August 29, 2012


Hello, from my iPhone. My laptop is still lifeless. At this point I think I'm going to stick it out, not spend the $80 for a new charger, and go without it this week. A little difficult considering it makes me feel connected when I'm away... but I just think I would feel really spoiled buying that charger. So, the Mr. (who I miss dearly) graciously agreed to write a guest post (or two?) for you this week. Thank you, honey!

TWO guest posts? What was that you said about feeling spoiled? ;)

At long last (seriously, it seems like it’s been two years),it’s football season again! I realize that not every l+r reader is as excited as me, but when it comes to guest posts, you can’t always win. I was urged to keep it short, so even if you hate football, keep going. It won't be too painful.

Much like they will be during adulthood, Fridays are the coolest for school-aged kids. The teachers wear jeans and team colors, and there’s a certain, unmistakable buzz around town. Football games are the center of the universe on those late-summer and autumn Fridays. Oh, the lights...the band...the crowd. I specifically remember the occasions when some of the high school football players would visit my school. They would come and read to us, answer our ridiculous questions, and sometimes leave a lasting impression. That’s a pretty good tradeoff for getting out of chemistry class.

When I was in elementary school, we had recess twice a day. If you multiply that by about 180 school days, and then multiply that by six years, you get 2,160 recesses. An Ohio school year includes sweltering heat, gloomy drizzle, and waist-deep snow; we hold recess through all of the above. I would conservatively estimate that my classmates and I played football during 2,000 of those. I'm sure we had basketball hoops and swings, but I don't really remember.
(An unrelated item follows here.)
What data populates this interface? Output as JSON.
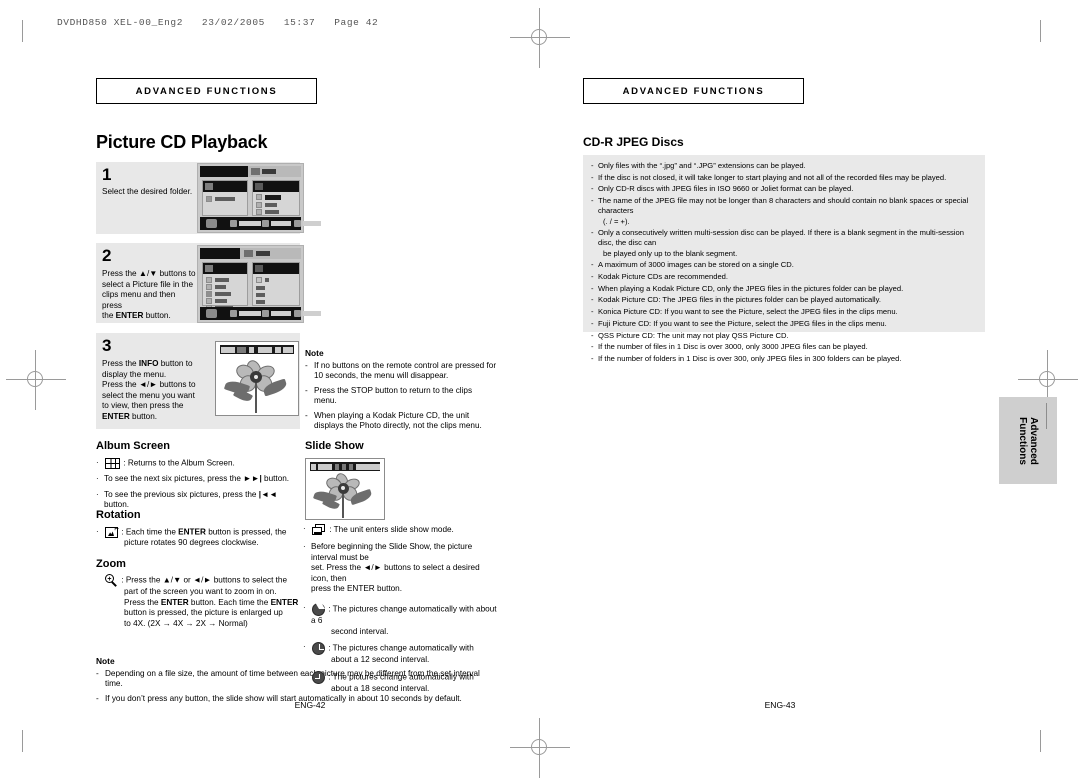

I do remember the two trees that marked the goal lines, though.

Football was everything; our dads and grandfathers had played, and it had been embedded in our town culture since the 1890s. We diligently collected football cards and did our best to answer our gym teacher’s weekly football trivia in the hopes of winning more. I’m guessing he discontinued trivia when his third graders started Wikipedia-ing the answers on their iPhones, but it was pure excitement for us.

We really were #1.
Our school system didn’t actually have full-contact football until eighth grade (luckily, we had those thousand two-a-days under our belts). Getting that first set of equipment was pretty exhilarating, even though the helmet almost took my ears off and about 20% of the guys put their girdles on backwards. It didn’t matter that we were using hand-me-down pads and helmets from our parents’ generation. We were the real deal!

I eventually became one of those high school hotshots who went to read to the little kids in my old elementary school. Since I wanted to go to college and become a teacher, it was a privilege that I truly cherished, even as a 17-year-old. High school football players were role models, right alongside firemen and police officers, and I was fully aware of that. Years later, while working as an administrator at a trade school, one of my (adult) students brought in a mini-football she had caught at a game when she was little, and it had my autograph on it. That’ll make you feel both old and silly.
You wouldn't recognize me now.
I am determined to get home and catch a high school game this year. One of my old teammates is now the head coach, which is kinda cool. I’m old enough that I can pretty easily attend a game without being detected nowadays. Not that I don’t want to chat (I actually do)… I just really want to watch those young guys play.


  1. Very good guest blog Mr. Martin. Hope you make it home for one of those Friday night games!!!

  2. i always totally love the guest post. especially this one. football fridays were almost magical then. nothing like rooting on the boys. you guys made for quite a few great games and something about old pics.. that dont really seem like they were that old...but i will remember you all just as we were. young and carefree. hope all is well. see you hopefully around the holidays. its always a pleasure to run into the martins.